August 7, 2018

Marathon Madness

Not only is today #TravelTuesday, it’s exactly two months until the 2018 Chicago Marathon, which runs (pun fully intended) on Sunday, October 7th. One of the biggest in the world and a part of the World Major Marathon series along with Berlin, Boston, London, New York, and Tokyo, the Chicago Marathon attracts runners from around the world, from the casual to the ultra-competitive.

The Marathon has a pretty cool story. It starts and ends at Grant Park, the “front yard” of Chicago, and the way that the course places our downtown and skyline at the front and center of the event means that it’s always attracted unusually high numbers of amateur runners in addition to the people who actually have a shot at taking in some of that $250,000 in prize money. The first “official” edition of the modern-day race ran (sorry) in 1977 as the Mayor Daley Marathon, because naming things after politicians is Chicago’s third leading export after hot dogs and replacing the letter T with the letter D. However, the Chicago Marathon actually has a much longer tradition than that: wildly popular races throughout downtown were held sometimes even multiple times a year through the first three decades of the 20th Century, so even if you might not know it, Chicago’s always been a bit of a running town. When 4200 runners participated in that inaugural run in 1977 it set a world record, and it’s only grown since.

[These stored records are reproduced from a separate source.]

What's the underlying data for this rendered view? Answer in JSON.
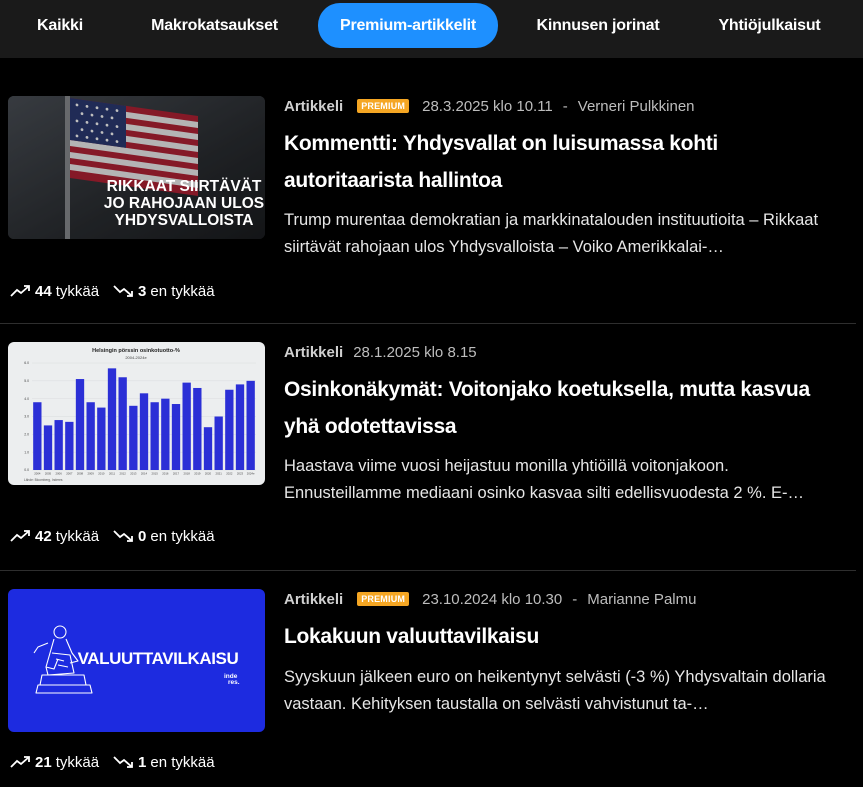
{
  "tabs": [
    {
      "label": "Kaikki",
      "active": false
    },
    {
      "label": "Makrokatsaukset",
      "active": false
    },
    {
      "label": "Premium-artikkelit",
      "active": true
    },
    {
      "label": "Kinnusen jorinat",
      "active": false
    },
    {
      "label": "Yhtiöjulkaisut",
      "active": false
    }
  ],
  "colors": {
    "accent": "#1e90ff",
    "premium_badge": "#f5a623",
    "background": "#000000"
  },
  "articles": [
    {
      "type": "Artikkeli",
      "premium_label": "PREMIUM",
      "date": "28.3.2025 klo 10.11",
      "separator": "-",
      "author": "Verneri Pulkkinen",
      "title": "Kommentti: Yhdysvallat on luisumassa kohti autoritaarista hallintoa",
      "summary": "Trump murentaa demokratian ja markkinatalouden instituutioita – Rikkaat siirtävät rahojaan ulos Yhdysvalloista – Voiko Amerikkalai-…",
      "thumbnail_icon": "us-flag-image",
      "thumbnail_text": [
        "RIKKAAT SIIRTÄVÄT",
        "JO RAHOJAAN ULOS",
        "YHDYSVALLOISTA"
      ],
      "likes": "44",
      "likes_label": "tykkää",
      "dislikes": "3",
      "dislikes_label": "en tykkää"
    },
    {
      "type": "Artikkeli",
      "date": "28.1.2025 klo 8.15",
      "title": "Osinkonäkymät: Voitonjako koetuksella, mutta kasvua yhä odotettavissa",
      "summary": "Haastava viime vuosi heijastuu monilla yhtiöillä voitonjakoon. Ennusteillamme mediaani osinko kasvaa silti edellisvuodesta 2 %. E-…",
      "thumbnail_icon": "bar-chart-image",
      "thumbnail_chart_title": "Helsingin pörssin osinkotuotto-%",
      "thumbnail_chart_subtitle": "2004-2024e",
      "thumbnail_chart_values": [
        3.8,
        2.5,
        2.8,
        2.7,
        5.1,
        3.8,
        3.5,
        5.7,
        5.2,
        3.6,
        4.3,
        3.8,
        4.0,
        3.7,
        4.9,
        4.6,
        2.4,
        3.0,
        4.5,
        4.8,
        5.0
      ],
      "thumbnail_chart_years": [
        "2004",
        "2005",
        "2006",
        "2007",
        "2008",
        "2009",
        "2010",
        "2011",
        "2012",
        "2013",
        "2014",
        "2015",
        "2016",
        "2017",
        "2018",
        "2019",
        "2020",
        "2021",
        "2022",
        "2023",
        "2024e"
      ],
      "thumbnail_chart_ticks": [
        "6.0",
        "5.0",
        "4.0",
        "3.0",
        "2.0",
        "1.0",
        "0.0"
      ],
      "thumbnail_chart_source": "Lähde: Bloomberg, Inderes",
      "likes": "42",
      "likes_label": "tykkää",
      "dislikes": "0",
      "dislikes_label": "en tykkää"
    },
    {
      "type": "Artikkeli",
      "premium_label": "PREMIUM",
      "date": "23.10.2024 klo 10.30",
      "separator": "-",
      "author": "Marianne Palmu",
      "title": "Lokakuun valuuttavilkaisu",
      "summary": "Syyskuun jälkeen euro on heikentynyt selvästi (-3 %) Yhdysvaltain dollaria vastaan. Kehityksen taustalla on selvästi vahvistunut ta-…",
      "thumbnail_icon": "statue-image",
      "thumbnail_text": "VALUUTTAVILKAISU",
      "thumbnail_logo": "inde\nres.",
      "likes": "21",
      "likes_label": "tykkää",
      "dislikes": "1",
      "dislikes_label": "en tykkää"
    }
  ]
}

These days, the Marathon attracts more than a million spectators, along with 45,000 runners, which still places it pretty high up there in the rankings. We all know that you can stare in wonder at the downtown cityscape for days on end (well, maybe not days, but on clear days I sure have trouble pulling myself away from our balcony), but what else is it that makes the Marathon such a big deal? I’m no topographical expert, but as you may or may not know, the Midwest is pretty flat, and I’m no long-distance runner, but I think we can all agree that flat ground is a lot better for running than not-flat ground. Chicago’s almost entirely grid-based street system makes the race’s course a little bit easier and simpler than many others, and for visiting runners and their supporters, it doubles as a little bit of sightseeing, too—one of the course’s highlights is that it makes passes of all four of Chicago’s sports landmarks: runners get an up close and personal look at Wrigley Field, the United Center, Guaranteed Rate Field (forever Comiskey Park, to us stubborn holdouts), and Soldier Field. It’s quite the spectacle. The whole middle part of the city basically shuts down for that Sunday in October, and overall, it’s just a great time to make a trip out of.

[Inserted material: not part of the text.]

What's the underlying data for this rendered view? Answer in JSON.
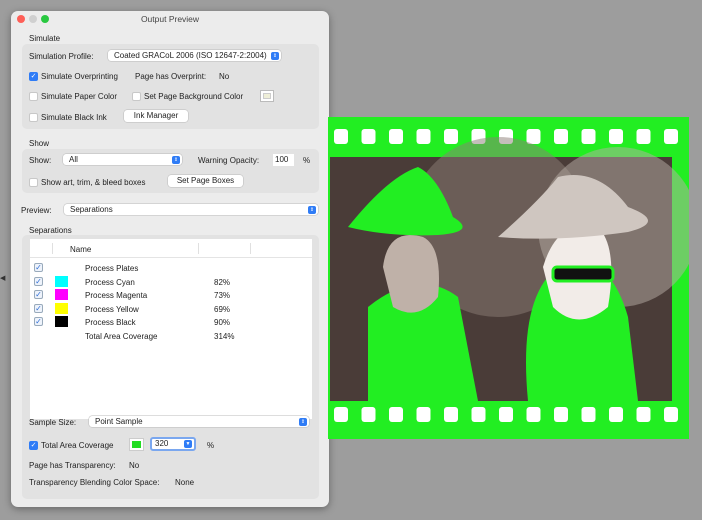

Registration starts just a week after the Marathon ends and closes only a month later, so if you or someone you know is a running aficionado, be sure to plan your trip soon!